By the 1970s traffic had increased enough again to motivate a redevelopment of the traffic system surrounding the bridge and the enlargement of the bridge itself. This was done in the period 1973–1977 by replacing one of the open-web girders with a steel girder underlying the deck, thus giving space for additional cantilevering roadways. [2]


There were plans to a new high double-track tramway bridge, carrying the Saltsjöbanan railway without delays for any bridge openings. Rising cost estimates (about 3 bn SEK plus more at Slussen station etc.) have caused the plans to be cancelled. Instead a new metro line will be built between Kungsträdgården and Nacka.

See also[edit]

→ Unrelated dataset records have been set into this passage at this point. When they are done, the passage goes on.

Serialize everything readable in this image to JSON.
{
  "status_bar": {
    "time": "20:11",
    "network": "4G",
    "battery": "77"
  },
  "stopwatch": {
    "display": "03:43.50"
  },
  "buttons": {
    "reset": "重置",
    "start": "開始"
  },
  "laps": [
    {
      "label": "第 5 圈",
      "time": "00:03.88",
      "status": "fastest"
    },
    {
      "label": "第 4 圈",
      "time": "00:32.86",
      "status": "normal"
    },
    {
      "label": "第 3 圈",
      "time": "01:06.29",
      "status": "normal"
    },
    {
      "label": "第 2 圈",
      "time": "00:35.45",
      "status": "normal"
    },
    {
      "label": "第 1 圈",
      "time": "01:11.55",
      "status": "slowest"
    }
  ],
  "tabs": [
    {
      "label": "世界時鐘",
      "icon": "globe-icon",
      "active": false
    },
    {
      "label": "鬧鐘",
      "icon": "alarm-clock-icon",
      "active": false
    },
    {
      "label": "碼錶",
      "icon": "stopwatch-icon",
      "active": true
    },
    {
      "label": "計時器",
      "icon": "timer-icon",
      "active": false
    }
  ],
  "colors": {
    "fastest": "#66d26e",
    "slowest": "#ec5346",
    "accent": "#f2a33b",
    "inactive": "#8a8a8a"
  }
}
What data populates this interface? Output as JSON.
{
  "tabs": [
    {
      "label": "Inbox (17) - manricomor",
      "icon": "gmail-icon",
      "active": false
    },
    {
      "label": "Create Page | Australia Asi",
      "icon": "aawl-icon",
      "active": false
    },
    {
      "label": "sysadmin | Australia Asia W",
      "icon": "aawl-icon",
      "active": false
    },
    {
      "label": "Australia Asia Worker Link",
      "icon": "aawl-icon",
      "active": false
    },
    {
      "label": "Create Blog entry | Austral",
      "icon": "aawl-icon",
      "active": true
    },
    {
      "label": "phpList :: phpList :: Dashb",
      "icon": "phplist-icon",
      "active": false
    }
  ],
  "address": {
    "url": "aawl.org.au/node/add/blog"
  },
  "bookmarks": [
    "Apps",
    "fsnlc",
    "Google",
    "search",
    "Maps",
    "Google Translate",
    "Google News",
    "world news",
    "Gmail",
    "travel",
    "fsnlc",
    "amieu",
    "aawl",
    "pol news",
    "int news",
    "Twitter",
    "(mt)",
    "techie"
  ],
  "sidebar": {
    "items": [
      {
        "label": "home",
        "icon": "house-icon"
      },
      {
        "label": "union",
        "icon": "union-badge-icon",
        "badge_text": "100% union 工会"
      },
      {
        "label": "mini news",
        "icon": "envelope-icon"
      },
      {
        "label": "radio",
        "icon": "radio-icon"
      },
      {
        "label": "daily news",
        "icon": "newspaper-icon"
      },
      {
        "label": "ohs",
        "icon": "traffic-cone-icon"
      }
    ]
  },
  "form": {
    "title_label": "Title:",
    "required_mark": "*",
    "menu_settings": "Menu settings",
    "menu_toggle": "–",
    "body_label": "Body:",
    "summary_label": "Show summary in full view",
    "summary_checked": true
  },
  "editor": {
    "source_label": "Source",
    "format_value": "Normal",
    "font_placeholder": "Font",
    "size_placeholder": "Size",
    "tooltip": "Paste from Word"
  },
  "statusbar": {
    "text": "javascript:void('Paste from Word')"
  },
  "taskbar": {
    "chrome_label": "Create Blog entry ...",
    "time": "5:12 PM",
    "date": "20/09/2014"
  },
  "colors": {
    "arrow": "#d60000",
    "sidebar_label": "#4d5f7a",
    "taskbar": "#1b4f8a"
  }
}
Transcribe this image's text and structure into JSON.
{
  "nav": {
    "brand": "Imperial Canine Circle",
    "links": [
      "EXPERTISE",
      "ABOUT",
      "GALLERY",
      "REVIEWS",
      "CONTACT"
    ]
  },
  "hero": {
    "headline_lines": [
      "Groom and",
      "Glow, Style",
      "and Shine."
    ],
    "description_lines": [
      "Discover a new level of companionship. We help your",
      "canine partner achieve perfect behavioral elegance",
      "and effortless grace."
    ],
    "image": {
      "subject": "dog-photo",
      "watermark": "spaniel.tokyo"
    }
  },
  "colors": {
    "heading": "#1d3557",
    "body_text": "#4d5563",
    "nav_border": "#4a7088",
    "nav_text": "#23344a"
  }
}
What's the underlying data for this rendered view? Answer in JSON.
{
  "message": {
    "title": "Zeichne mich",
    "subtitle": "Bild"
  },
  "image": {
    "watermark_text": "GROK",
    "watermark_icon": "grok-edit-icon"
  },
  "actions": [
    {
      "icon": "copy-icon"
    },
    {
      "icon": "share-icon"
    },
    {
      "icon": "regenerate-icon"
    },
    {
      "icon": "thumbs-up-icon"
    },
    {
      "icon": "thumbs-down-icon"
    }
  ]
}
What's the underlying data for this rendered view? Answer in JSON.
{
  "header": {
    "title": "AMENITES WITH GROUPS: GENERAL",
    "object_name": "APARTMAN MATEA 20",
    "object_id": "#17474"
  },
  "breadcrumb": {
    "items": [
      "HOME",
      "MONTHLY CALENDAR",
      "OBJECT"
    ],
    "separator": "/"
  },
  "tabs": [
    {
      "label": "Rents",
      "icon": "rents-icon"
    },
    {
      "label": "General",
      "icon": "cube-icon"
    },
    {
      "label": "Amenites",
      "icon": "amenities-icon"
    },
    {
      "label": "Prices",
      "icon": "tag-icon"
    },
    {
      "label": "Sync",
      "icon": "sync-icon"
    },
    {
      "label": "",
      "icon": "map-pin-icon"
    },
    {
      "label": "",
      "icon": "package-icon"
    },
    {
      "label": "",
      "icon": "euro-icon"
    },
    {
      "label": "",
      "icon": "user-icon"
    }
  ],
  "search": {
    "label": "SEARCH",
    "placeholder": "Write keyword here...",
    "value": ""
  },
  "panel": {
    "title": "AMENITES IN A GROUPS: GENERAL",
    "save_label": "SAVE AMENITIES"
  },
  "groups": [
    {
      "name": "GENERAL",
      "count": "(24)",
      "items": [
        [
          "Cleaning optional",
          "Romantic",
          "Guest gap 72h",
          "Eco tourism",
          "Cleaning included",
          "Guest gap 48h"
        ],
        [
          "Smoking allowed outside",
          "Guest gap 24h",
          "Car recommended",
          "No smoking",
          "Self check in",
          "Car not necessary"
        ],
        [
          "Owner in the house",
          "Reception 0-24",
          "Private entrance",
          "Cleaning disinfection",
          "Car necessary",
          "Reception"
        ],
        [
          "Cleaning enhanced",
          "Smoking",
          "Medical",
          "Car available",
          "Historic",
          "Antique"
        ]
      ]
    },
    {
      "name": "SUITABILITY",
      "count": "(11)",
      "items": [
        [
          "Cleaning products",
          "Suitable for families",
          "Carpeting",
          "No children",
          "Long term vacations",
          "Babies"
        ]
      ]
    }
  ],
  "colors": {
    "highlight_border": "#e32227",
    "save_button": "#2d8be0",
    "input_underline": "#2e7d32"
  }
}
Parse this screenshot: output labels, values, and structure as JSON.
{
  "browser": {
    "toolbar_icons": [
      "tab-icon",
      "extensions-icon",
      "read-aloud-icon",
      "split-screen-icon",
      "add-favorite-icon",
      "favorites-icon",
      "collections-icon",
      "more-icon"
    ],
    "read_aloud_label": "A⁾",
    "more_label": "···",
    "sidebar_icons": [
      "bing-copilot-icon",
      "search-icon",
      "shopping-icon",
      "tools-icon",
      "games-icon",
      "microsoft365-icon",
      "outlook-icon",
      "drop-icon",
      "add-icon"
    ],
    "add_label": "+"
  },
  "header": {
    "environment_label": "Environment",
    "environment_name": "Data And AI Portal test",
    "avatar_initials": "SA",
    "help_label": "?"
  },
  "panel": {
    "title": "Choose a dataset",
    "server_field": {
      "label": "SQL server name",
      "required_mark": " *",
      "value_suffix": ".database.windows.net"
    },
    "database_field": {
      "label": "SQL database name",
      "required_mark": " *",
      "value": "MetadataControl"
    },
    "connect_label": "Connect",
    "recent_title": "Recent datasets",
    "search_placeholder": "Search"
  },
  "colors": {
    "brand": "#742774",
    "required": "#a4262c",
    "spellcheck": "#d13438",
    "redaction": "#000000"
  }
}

  1. ^ a b "Södermalm". Stockholms gatunamn (in Swedish) (2nd ed.). Stockholm: Kommittén för Stockholmsforskning. 1992. pp. 223–225. ISBN 91-7031-042-4. 
  2. ^ a b c d Dufwa, Arne (1985). "Broar och viadukter: Danviksbron". Stockholms tekniska historia: Trafik, broar, tunnelbanor, gator (in Swedish). Uppsala: Stockholms gatukontor and Kommittén för Stockholmsforskning. pp. 205–206. ISBN 91-38-08725-1. 

External links[edit]

Coordinates: 59°18′49″N 18°06′17″E / 59.31361°N 18.10472°E / 59.31361; 18.10472